Of all the web browsers out there, Internet Explorer in all its manifestations is bar far the most finicky. This follows in regards to how the program caches and lets one clear browsing data as well. If you’ve updated your website, or had someone else update your website, and don’t see the expected changes when you visit your site’s web address, it probably has to do with your browser history, temporary internet files and cached data–all of which you can clear so that you can see the most up-to-date and recent version of the website you’re trying to visit. If you can view changes to the website in question in any other browser, but not Internet Explorer, it’s almost DEFINITELY a caching issue.
Please note that this instructable is for IE 9 specifically, although the method used here is nearly identical to that which would be used for previous versions of Internet Explorer. In IE 9, you’ll want to click on the little Gear icon in the top right corner of the browser window underneath the “X” that closes the window. Once clicked, a dropdown menu will appear–go ahead and select “Internet Options”.
A new dialog window that should pop up. The second section down from the top titled “Browsing history” with the clock-and-arrow icon next to it will be where we will clear browsing history and cached data. Before we clear the cache, we need to adjust the settings, since IE will treat temporary files and browsing history for sites marked as your Home page or sites marked in your Favorites. Click on the “Settings” button inside the “Browsing history” section to bring up the Temporary Internet Files and History Settings dialog.

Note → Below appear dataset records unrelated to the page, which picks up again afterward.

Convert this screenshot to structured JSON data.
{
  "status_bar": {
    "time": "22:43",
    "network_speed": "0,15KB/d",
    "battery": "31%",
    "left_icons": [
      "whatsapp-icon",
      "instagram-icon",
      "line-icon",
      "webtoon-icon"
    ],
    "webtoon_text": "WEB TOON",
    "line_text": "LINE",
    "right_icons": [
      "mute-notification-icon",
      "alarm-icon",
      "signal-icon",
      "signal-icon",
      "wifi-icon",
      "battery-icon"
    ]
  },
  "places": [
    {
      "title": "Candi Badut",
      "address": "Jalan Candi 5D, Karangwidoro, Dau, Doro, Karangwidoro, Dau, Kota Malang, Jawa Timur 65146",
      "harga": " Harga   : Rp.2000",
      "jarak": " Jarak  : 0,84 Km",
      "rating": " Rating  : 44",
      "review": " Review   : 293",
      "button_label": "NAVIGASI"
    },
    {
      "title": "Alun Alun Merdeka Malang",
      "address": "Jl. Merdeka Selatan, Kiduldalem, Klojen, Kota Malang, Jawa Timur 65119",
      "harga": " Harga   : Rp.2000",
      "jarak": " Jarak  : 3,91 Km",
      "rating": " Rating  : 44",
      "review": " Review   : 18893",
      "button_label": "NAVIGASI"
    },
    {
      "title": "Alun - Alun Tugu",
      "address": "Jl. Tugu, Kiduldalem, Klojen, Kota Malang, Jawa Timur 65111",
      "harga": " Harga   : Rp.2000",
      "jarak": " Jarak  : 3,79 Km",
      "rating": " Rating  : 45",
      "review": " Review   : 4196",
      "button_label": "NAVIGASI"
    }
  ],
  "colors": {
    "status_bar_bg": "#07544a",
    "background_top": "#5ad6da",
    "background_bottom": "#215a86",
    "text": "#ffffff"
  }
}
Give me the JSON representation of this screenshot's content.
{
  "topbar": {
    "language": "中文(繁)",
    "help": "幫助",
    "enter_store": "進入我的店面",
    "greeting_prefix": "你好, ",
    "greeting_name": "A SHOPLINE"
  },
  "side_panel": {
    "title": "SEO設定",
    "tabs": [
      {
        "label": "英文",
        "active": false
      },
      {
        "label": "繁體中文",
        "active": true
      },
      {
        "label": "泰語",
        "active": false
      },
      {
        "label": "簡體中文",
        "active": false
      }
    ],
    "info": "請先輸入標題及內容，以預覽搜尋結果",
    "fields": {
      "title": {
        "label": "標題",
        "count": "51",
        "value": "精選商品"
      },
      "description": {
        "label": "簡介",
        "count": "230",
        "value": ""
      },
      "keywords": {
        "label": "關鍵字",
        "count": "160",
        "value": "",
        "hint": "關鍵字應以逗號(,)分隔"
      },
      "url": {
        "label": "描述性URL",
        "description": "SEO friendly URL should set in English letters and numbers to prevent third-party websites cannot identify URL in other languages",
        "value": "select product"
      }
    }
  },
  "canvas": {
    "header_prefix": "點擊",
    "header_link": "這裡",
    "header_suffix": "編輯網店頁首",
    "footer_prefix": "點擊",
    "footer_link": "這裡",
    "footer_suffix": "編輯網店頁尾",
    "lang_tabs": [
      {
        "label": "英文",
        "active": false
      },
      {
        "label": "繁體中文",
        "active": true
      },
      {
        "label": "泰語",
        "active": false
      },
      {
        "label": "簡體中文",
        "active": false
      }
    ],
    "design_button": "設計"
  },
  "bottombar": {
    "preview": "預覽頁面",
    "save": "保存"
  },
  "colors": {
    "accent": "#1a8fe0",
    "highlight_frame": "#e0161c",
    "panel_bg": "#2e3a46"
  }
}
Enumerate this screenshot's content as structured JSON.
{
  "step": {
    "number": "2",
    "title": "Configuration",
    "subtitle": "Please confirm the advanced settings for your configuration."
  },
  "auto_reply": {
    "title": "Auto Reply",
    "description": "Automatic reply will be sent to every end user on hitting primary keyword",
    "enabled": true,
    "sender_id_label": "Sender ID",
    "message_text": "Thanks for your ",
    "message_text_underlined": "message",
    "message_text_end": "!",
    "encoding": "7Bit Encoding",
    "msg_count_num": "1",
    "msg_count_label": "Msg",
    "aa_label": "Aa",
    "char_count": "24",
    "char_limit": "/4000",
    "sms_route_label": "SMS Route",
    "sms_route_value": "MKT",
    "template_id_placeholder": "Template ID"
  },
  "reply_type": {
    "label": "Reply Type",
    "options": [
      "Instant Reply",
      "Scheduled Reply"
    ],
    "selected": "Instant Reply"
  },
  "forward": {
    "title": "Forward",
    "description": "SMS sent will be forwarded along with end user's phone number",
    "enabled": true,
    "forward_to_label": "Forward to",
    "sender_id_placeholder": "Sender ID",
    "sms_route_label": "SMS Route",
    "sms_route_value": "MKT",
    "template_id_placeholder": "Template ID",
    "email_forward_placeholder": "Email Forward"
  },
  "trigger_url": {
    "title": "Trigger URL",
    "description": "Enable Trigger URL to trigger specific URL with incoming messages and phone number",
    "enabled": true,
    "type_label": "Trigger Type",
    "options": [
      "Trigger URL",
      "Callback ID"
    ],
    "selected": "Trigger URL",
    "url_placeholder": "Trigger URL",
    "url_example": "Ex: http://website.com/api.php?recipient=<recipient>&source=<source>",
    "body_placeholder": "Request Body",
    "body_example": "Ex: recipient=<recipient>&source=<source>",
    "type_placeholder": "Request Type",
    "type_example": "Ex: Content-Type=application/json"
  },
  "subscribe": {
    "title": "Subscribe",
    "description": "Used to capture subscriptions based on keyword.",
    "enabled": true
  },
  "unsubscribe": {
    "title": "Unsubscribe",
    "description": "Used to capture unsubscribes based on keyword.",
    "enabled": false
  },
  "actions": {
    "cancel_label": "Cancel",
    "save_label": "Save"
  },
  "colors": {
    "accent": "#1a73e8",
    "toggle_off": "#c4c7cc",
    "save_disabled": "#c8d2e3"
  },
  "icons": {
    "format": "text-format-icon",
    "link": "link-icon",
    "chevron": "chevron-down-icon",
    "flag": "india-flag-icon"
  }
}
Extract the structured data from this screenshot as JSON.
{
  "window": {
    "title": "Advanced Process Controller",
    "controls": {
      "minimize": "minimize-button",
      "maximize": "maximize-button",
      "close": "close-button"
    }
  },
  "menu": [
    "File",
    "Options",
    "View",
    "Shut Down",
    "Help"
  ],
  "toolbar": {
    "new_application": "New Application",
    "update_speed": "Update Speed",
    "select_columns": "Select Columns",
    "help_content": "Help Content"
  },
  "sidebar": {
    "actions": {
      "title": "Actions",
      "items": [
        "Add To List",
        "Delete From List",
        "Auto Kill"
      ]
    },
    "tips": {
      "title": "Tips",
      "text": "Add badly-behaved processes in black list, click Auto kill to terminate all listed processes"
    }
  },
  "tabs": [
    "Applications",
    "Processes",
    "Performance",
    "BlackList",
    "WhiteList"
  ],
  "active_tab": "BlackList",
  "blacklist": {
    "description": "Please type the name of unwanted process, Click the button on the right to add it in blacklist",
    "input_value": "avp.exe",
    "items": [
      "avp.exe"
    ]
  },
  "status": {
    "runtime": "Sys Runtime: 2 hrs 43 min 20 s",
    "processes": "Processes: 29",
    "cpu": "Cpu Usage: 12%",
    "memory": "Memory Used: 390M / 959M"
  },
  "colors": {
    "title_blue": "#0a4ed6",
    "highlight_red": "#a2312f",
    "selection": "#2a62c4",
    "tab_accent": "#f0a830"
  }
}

The important thing in this dialog is the bottom section entitled “History”. Here’s where you set the scope of how long your browsing history will be saved in the future. It’s measured in days…but the less days you keep your pages in your history, the more often your cache will clear automatically and the less often you will have to clear your cache manually in the future. Change this parameter if you want to or if you anticipate caching problems in the future. The upside to keeping it high is that sites you store browsing history for will load faster the next time you visit them since some of the data involved has been stored locally on your computer. In all reality, it doesn’t make much of a difference with a high speed internet connection. I try not to store any browsing data…any files living on my computer I like to put there myself.
Once you decide how to handle this setting click “OK”. This will bring you to the dialog box we were on before–the Temporary Internet Files and History Settings dialog. Once back at the Internet Options dialog, click the “Delete…” button in the “Browsing history” section. A new window entitled “Delete Browsing History” will pop up. To fully delete your temporary internet files and clear cached data, make sure you uncheck the top check box “Preserve Favorites website data”, and check the remaining check boxes. Doing this will ensure that no cached files are being overlooked because they came from sites that function as your IE home page or belong to your list of Favorites. Browsing history data from sites that serve either of these purposes will be deemed by IE to be more worthy than your other temporary internet data and its deletion will be ignored. Note that checking the “Passwords” and “Form Data” boxes will result in any saved passwords or form data being removed from your browser’s memory. In other words, if you don’t have your logins and passwords written down for the sites that you rely on, you probably don’t want to check either the “Form Data” or “Passwords” check boxes.
Next time you load the site in question it will load slightly slower, but you should be able to view any new changes to the site that you couldn’t previously because of temporary internet file caching issues. Clear, Refresh, Repeat as necessary.